Sir Harry Work Melville, chemist and administrator; born April 27, 1908, died June 14, 2000

Harry Melville, who has died in Buckinghamshire at the age of 92, scaled the heights of his chosen career in chemistry at an unusually early age.

Appointed a Fellow of the Royal Society when he was just 33, one of the youngest ever, he held the chair of chemistry at both Aberdeen and Birmingham universities, was principal of Queen Mary's College, Cambridge, and went on to become chairman of the Science Research Council.

Born and raised in Edinburgh, he was educated at George Heriot's School, Edinburgh University (where he was a Carnegie Scholar), and at Trinity College, Cambridge, where he was an Exhibitioner. At the age of 22 he was appointed a Fellow. His particular interest lay in polymer research and he became assistant director of the Colloid Science Laboratory.

In his twenties Harry Melville won the Institute of Chemistry's Meldola Medal and later gained the Royal Society's Davy Medal and the Colwyn Medal from the institution of the rubber industry. The son of a brewer, his unusual middle name coming from his father's Orcadian forebears, Harry Work Melville gave no early indication of what he was later to achieve, the record at George Heriot's School crediting him with only ''average intelligence'' but remarking that he was: ''A fairly good worker, of quiet, unassuming manner, and always courteous.''

His civilian scientific career was interrupted by the outbreak of the Second World War and although only recently appointed Professor of Chemistry at Aberdeen University, he became scientific adviser to the chief superintendent of the government chemical warfare establishment at Porton Down.

It was in these laboratories that experiments were made with the deadly anthrax infection which was tested on the west Highland island of Gruinard. The soil there remained contaminated for over half a century and access to the island was, until recently, forbidden.

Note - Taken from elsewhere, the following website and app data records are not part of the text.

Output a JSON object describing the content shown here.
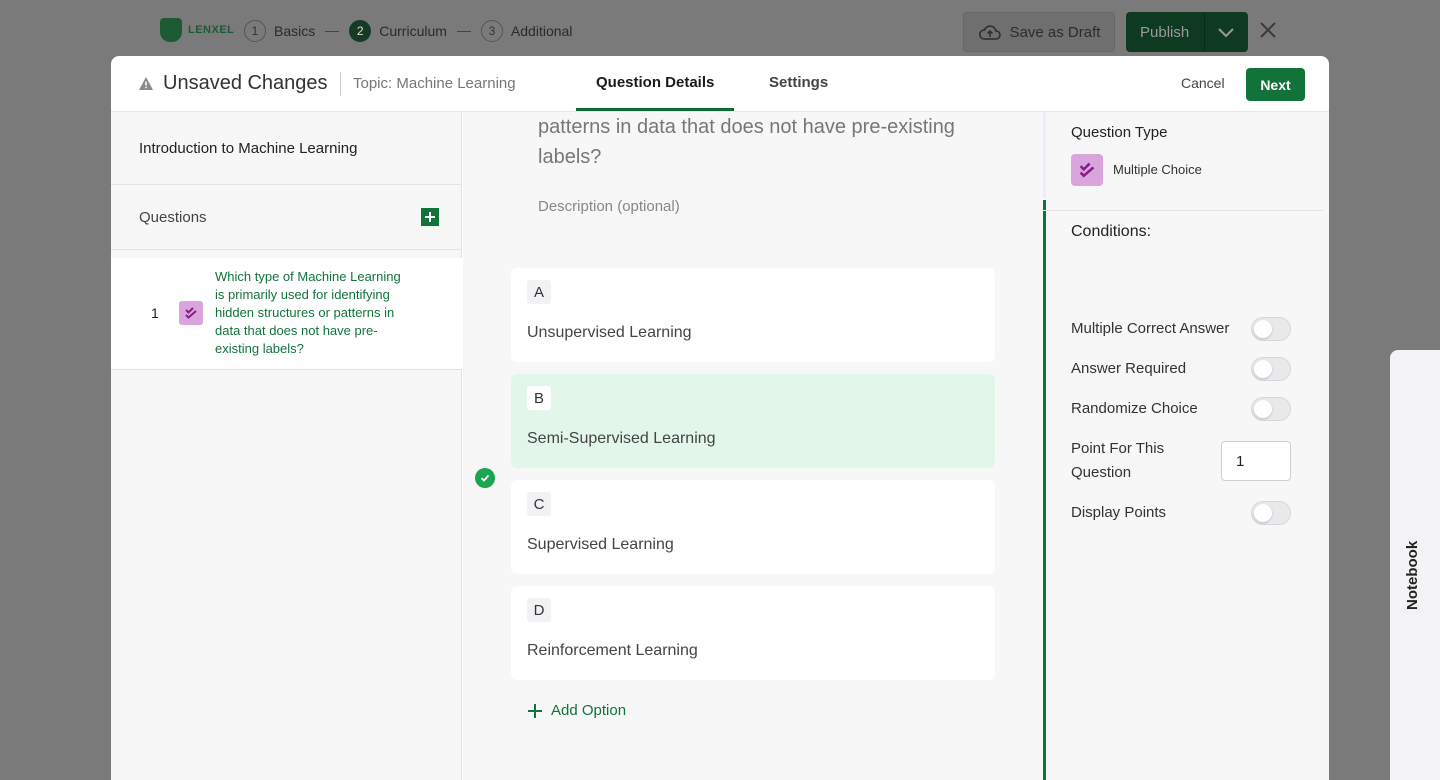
{
  "background": {
    "logo_text": "LENXEL",
    "steps": [
      {
        "num": "1",
        "label": "Basics"
      },
      {
        "num": "2",
        "label": "Curriculum"
      },
      {
        "num": "3",
        "label": "Additional"
      }
    ],
    "save_draft": "Save as Draft",
    "publish": "Publish"
  },
  "notebook_tab": "Notebook",
  "modal": {
    "title": "Unsaved Changes",
    "topic": "Topic: Machine Learning",
    "tabs": [
      {
        "label": "Question Details",
        "active": true
      },
      {
        "label": "Settings",
        "active": false
      }
    ],
    "cancel": "Cancel",
    "next": "Next"
  },
  "left_panel": {
    "lesson_title": "Introduction to Machine Learning",
    "questions_heading": "Questions",
    "questions": [
      {
        "number": "1",
        "text": "Which type of Machine Learning is primarily used for identifying hidden structures or patterns in data that does not have pre-existing labels?"
      }
    ]
  },
  "editor": {
    "question_text_visible": "patterns in data that does not have pre-existing labels?",
    "description_placeholder": "Description (optional)",
    "options": [
      {
        "letter": "A",
        "text": "Unsupervised Learning",
        "correct": false
      },
      {
        "letter": "B",
        "text": "Semi-Supervised Learning",
        "correct": true
      },
      {
        "letter": "C",
        "text": "Supervised Learning",
        "correct": false
      },
      {
        "letter": "D",
        "text": "Reinforcement Learning",
        "correct": false
      }
    ],
    "add_option": "Add Option"
  },
  "settings_panel": {
    "question_type_label": "Question Type",
    "question_type_value": "Multiple Choice",
    "conditions_title": "Conditions:",
    "multiple_correct_answer": {
      "label": "Multiple Correct Answer",
      "on": false
    },
    "answer_required": {
      "label": "Answer Required",
      "on": false
    },
    "randomize_choice": {
      "label": "Randomize Choice",
      "on": false
    },
    "points_label": "Point For This Question",
    "points_value": "1",
    "display_points": {
      "label": "Display Points",
      "on": false
    }
  },
  "colors": {
    "brand_green": "#12733a",
    "correct_bg": "#e2f6ea",
    "question_type_icon": "#d9a5dc"
  }
}
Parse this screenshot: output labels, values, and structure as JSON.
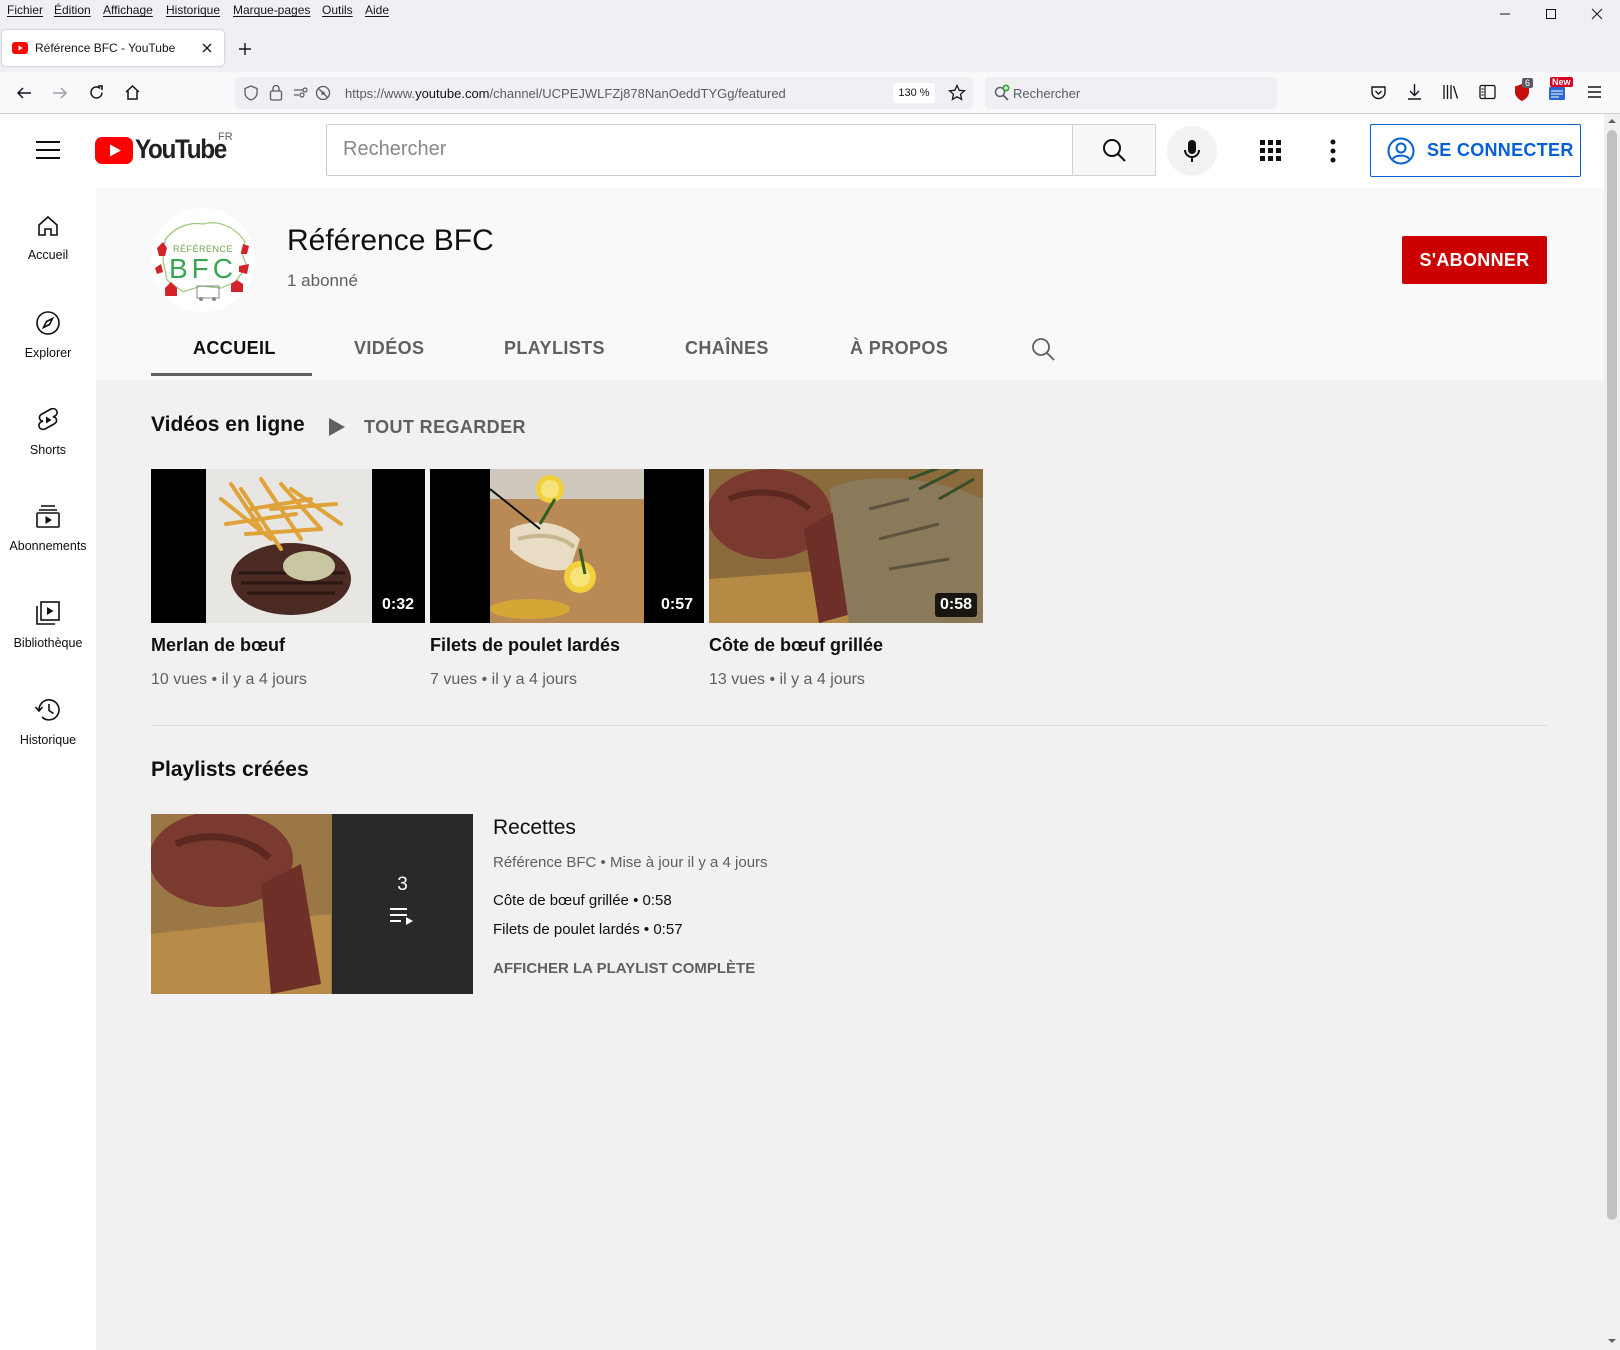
{
  "browser": {
    "menu": [
      "Fichier",
      "Édition",
      "Affichage",
      "Historique",
      "Marque-pages",
      "Outils",
      "Aide"
    ],
    "tab_title": "Référence BFC - YouTube",
    "url_prefix": "https://www.",
    "url_domain": "youtube.com",
    "url_path": "/channel/UCPEJWLFZj878NanOeddTYGg/featured",
    "zoom": "130 %",
    "search_placeholder": "Rechercher",
    "ublock_badge": "6",
    "new_badge": "New"
  },
  "youtube": {
    "logo_text": "YouTube",
    "region": "FR",
    "search_placeholder": "Rechercher",
    "signin_label": "SE CONNECTER",
    "sidebar": [
      {
        "label": "Accueil",
        "icon": "home-icon"
      },
      {
        "label": "Explorer",
        "icon": "compass-icon"
      },
      {
        "label": "Shorts",
        "icon": "shorts-icon"
      },
      {
        "label": "Abonnements",
        "icon": "subscriptions-icon"
      },
      {
        "label": "Bibliothèque",
        "icon": "library-icon"
      },
      {
        "label": "Historique",
        "icon": "history-icon"
      }
    ]
  },
  "channel": {
    "name": "Référence BFC",
    "subscribers": "1 abonné",
    "subscribe_label": "S'ABONNER",
    "logo_top": "RÉFÉRENCE",
    "logo_main": "BFC",
    "tabs": [
      "ACCUEIL",
      "VIDÉOS",
      "PLAYLISTS",
      "CHAÎNES",
      "À PROPOS"
    ],
    "active_tab": "ACCUEIL"
  },
  "videos_section": {
    "title": "Vidéos en ligne",
    "play_all": "TOUT REGARDER",
    "items": [
      {
        "title": "Merlan de bœuf",
        "duration": "0:32",
        "views": "10 vues",
        "age": "il y a 4 jours"
      },
      {
        "title": "Filets de poulet lardés",
        "duration": "0:57",
        "views": "7 vues",
        "age": "il y a 4 jours"
      },
      {
        "title": "Côte de bœuf grillée",
        "duration": "0:58",
        "views": "13 vues",
        "age": "il y a 4 jours"
      }
    ]
  },
  "playlists_section": {
    "title": "Playlists créées",
    "playlist": {
      "title": "Recettes",
      "count": "3",
      "owner": "Référence BFC",
      "updated": "Mise à jour il y a 4 jours",
      "items": [
        {
          "title": "Côte de bœuf grillée",
          "duration": "0:58"
        },
        {
          "title": "Filets de poulet lardés",
          "duration": "0:57"
        }
      ],
      "view_full": "AFFICHER LA PLAYLIST COMPLÈTE"
    }
  },
  "colors": {
    "yt_red": "#ff0000",
    "subscribe_red": "#cc0000",
    "signin_blue": "#065fd4"
  }
}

There followed, in 1943, the post of superintendent at the radar research station at Malvern. By this time at Aberdeen University Harry Melville was burdened with a travelling schedule that was, in itself, potentially exhausting, given the tribulations of rail travel in wartime: disrupted schedules, packed trains, and the black-out.

He referred to his weekly Monday morning departure south as the milk train, and such was the arduous nature of this wartime travel schedule that Aberdeen University's archive contains a report that he coped with it thanks to his ''tremendous energy and uncomplicated personality''.

Following three peacetime years at Aberdeen University, Professor Melville and his wife, Janet, whom he had married in 1942, travelled to Birmingham, where he had been appointed Mason Professor of Chemistry at the university. He remained there for eight years.

Service on many scientific and research bodies, including membership of the Nuclear Safety Advisory Committee, kept him at the forefront of his field and he travelled widely as a lecturer, visiting, among other places, Russia, Korea, Iraq, Japan, India, and Australia. He was knighted in 1958.

His travels, although on scientific business, allowed him to indulge his hobby of photography. He was also an occasional golfer.

President of the Plastics Institute during the 1970s, Sir Harry had honorary degrees showered upon him - an LLD at Aberdeen, a DCL at Kent, DSc at Exeter, Birmingham, Liverpool, Leeds, Heriot-Watt, and Essex, and a BTech from Bradford.

Sir Harry, who made his home in Buckinghamshire, leaves a widow, two daughters, and five grandchildren. A great-granddaughter was born the day after his death.